### Exercise prompt
Copy each line of the data beneath in which the word "rank" appears.

### Records to process
=====

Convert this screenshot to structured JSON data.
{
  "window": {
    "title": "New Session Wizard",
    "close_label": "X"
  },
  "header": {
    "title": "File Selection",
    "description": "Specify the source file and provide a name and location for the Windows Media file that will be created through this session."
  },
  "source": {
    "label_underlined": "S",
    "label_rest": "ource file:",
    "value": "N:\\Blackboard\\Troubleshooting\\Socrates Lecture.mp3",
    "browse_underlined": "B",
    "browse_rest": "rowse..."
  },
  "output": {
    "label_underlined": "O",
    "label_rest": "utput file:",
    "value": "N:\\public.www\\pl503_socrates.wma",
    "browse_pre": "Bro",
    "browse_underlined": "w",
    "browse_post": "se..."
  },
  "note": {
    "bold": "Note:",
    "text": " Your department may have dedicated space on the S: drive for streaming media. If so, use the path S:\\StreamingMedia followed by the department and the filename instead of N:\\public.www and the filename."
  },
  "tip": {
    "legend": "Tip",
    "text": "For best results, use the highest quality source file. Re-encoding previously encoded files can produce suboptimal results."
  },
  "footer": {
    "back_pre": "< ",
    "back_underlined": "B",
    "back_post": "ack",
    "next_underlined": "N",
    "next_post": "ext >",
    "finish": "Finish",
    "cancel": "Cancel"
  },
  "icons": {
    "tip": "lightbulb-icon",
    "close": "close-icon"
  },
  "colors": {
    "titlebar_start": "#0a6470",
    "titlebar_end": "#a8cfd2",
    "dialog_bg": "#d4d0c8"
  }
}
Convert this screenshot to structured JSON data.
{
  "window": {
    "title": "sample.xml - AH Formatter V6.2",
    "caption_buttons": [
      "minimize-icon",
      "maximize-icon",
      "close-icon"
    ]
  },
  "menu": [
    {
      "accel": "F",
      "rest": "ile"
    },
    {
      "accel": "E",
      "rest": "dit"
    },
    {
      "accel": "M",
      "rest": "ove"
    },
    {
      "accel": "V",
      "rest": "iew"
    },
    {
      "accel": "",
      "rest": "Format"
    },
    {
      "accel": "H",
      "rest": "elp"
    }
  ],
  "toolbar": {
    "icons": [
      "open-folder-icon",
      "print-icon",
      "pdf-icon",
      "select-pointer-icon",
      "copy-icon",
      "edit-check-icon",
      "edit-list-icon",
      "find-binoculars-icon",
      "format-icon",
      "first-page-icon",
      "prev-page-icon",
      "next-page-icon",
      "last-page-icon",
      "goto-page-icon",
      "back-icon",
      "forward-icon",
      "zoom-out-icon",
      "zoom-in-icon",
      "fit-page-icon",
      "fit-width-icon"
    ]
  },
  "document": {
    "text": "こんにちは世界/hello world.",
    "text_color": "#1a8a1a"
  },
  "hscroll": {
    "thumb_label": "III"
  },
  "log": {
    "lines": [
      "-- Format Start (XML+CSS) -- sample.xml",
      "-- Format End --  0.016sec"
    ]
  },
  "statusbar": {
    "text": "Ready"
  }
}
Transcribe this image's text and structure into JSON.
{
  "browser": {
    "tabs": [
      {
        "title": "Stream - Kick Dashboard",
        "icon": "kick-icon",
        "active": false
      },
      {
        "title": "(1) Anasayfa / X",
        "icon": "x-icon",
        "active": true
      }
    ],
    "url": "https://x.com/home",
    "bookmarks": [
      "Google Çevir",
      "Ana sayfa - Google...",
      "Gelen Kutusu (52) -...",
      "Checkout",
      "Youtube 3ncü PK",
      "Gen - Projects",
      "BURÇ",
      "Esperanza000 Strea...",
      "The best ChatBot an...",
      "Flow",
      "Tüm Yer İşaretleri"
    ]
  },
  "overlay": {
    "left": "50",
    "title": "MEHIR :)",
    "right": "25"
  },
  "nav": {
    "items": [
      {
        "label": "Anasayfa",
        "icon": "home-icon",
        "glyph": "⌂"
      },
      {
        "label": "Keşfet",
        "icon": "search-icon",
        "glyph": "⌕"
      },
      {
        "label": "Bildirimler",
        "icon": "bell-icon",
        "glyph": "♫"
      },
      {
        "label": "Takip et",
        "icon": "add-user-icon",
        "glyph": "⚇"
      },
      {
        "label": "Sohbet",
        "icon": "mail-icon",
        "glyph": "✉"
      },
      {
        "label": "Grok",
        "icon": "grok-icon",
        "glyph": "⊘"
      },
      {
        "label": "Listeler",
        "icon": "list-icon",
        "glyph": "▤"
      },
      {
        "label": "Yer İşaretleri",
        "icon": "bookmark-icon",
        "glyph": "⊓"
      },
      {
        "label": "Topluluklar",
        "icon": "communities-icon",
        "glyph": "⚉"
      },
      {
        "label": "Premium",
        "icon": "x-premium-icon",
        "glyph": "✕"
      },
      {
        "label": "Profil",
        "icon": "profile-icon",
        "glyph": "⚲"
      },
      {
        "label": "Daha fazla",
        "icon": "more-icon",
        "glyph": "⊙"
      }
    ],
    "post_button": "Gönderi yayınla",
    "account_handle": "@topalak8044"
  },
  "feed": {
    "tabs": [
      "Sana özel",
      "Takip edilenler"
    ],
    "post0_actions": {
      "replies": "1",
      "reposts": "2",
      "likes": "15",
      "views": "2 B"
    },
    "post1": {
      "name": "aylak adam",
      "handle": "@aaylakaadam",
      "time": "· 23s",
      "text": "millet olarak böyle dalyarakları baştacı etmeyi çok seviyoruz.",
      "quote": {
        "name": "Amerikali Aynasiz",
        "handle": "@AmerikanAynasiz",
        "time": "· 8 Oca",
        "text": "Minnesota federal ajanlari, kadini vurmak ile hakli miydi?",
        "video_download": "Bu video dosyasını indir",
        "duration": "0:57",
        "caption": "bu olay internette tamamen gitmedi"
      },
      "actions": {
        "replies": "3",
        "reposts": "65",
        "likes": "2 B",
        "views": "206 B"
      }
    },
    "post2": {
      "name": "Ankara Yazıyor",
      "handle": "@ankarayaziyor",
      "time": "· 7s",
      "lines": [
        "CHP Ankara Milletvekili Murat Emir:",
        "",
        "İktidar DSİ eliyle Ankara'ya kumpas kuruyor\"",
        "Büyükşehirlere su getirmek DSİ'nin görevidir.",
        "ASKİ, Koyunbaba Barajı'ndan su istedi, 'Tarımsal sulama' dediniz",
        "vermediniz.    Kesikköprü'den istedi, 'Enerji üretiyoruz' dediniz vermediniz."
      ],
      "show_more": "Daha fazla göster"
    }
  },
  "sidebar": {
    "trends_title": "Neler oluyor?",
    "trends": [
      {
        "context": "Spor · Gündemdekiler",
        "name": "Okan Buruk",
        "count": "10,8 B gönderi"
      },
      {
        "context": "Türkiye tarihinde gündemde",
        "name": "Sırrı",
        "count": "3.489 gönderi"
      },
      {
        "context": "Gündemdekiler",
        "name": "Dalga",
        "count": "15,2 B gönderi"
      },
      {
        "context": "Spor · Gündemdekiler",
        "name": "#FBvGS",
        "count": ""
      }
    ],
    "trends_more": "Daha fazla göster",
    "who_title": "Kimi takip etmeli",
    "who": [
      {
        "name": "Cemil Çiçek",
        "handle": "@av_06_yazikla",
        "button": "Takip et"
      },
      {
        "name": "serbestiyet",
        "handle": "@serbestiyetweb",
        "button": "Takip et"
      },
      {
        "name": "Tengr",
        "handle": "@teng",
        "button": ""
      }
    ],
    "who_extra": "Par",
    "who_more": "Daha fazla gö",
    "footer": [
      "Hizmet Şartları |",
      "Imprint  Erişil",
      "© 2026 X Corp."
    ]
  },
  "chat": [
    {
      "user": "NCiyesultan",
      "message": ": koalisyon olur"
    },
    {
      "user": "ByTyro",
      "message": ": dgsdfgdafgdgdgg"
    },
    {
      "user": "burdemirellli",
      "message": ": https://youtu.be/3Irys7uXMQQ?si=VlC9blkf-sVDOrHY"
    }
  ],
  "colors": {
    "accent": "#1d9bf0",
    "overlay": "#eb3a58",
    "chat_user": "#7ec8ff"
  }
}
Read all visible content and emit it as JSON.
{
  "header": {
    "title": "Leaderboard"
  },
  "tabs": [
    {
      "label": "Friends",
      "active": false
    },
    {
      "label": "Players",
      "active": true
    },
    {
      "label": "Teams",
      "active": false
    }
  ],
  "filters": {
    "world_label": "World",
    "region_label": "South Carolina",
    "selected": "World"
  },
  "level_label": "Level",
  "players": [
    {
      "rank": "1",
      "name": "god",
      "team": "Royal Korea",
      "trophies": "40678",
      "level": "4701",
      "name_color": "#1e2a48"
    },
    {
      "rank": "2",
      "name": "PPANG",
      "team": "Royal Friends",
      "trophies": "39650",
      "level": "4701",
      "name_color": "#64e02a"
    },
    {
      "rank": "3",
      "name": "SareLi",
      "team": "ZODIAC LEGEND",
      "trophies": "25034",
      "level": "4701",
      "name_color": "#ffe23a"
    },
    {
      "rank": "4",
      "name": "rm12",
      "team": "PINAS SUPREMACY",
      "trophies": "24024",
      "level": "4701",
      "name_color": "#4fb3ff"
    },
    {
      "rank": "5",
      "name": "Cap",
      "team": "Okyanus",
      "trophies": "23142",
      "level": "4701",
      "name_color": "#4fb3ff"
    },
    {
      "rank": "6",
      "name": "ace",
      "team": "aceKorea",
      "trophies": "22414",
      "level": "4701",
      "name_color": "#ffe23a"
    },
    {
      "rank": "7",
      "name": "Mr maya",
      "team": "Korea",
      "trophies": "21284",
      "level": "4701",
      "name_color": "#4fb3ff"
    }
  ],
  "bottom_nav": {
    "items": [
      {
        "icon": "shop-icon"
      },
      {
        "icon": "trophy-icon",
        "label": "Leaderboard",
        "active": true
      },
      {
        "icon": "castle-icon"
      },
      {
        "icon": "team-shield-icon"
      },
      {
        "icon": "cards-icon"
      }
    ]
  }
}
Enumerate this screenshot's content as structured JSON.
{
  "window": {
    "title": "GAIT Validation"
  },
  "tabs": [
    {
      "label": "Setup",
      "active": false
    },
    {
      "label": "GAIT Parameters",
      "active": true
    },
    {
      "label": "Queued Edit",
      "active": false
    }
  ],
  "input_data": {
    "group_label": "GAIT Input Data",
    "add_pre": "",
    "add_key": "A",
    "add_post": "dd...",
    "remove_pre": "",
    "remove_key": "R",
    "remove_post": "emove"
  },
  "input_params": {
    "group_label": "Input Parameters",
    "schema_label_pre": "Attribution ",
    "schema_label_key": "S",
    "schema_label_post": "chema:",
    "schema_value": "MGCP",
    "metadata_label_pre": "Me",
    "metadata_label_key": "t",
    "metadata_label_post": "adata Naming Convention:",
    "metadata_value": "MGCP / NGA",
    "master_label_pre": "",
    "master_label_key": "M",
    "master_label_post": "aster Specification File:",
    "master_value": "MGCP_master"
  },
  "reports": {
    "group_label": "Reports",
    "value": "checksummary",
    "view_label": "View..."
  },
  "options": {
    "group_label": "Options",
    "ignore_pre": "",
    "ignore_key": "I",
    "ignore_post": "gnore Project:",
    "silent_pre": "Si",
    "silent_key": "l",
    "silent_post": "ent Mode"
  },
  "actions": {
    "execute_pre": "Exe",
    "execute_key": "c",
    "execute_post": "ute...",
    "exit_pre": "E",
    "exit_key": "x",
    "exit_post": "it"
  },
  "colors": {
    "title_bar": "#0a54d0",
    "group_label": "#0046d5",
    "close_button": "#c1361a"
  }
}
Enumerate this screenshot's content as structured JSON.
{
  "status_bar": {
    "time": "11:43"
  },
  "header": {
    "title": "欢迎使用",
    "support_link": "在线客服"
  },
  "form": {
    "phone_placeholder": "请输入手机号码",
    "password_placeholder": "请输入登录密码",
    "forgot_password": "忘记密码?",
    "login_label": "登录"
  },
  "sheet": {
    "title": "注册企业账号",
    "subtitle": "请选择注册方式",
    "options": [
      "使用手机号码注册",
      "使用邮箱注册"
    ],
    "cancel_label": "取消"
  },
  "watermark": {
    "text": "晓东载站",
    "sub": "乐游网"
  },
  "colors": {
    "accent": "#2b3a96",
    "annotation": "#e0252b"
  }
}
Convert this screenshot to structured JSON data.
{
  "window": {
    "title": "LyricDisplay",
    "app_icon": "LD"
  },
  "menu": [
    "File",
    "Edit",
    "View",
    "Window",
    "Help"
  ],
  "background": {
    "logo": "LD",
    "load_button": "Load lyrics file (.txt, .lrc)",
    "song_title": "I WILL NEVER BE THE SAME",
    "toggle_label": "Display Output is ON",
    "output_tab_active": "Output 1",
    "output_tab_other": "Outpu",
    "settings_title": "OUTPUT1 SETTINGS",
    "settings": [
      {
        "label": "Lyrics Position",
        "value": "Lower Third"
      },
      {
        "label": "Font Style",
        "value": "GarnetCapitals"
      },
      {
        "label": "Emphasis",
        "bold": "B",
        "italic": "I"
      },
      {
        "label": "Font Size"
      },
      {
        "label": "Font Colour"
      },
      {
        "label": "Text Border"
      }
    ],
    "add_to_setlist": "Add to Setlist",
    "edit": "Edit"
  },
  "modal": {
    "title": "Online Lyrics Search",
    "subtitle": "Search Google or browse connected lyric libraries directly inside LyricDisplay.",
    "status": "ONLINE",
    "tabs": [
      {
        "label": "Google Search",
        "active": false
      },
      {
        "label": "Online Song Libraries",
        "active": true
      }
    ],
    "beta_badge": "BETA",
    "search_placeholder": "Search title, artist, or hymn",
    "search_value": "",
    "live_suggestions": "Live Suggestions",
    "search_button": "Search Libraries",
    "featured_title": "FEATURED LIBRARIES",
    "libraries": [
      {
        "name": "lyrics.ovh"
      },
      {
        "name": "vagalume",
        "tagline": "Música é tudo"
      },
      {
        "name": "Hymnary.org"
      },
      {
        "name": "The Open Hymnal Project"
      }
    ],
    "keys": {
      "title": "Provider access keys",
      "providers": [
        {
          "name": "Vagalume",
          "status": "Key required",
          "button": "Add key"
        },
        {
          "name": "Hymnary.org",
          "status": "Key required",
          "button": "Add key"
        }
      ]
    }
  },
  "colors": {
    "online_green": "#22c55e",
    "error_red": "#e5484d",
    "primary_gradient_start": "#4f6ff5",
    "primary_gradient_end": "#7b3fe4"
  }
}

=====

### Task result
      "rank": "1",
      "rank": "2",
      "rank": "3",
      "rank": "4",
      "rank": "5",
      "rank": "6",
      "rank": "7",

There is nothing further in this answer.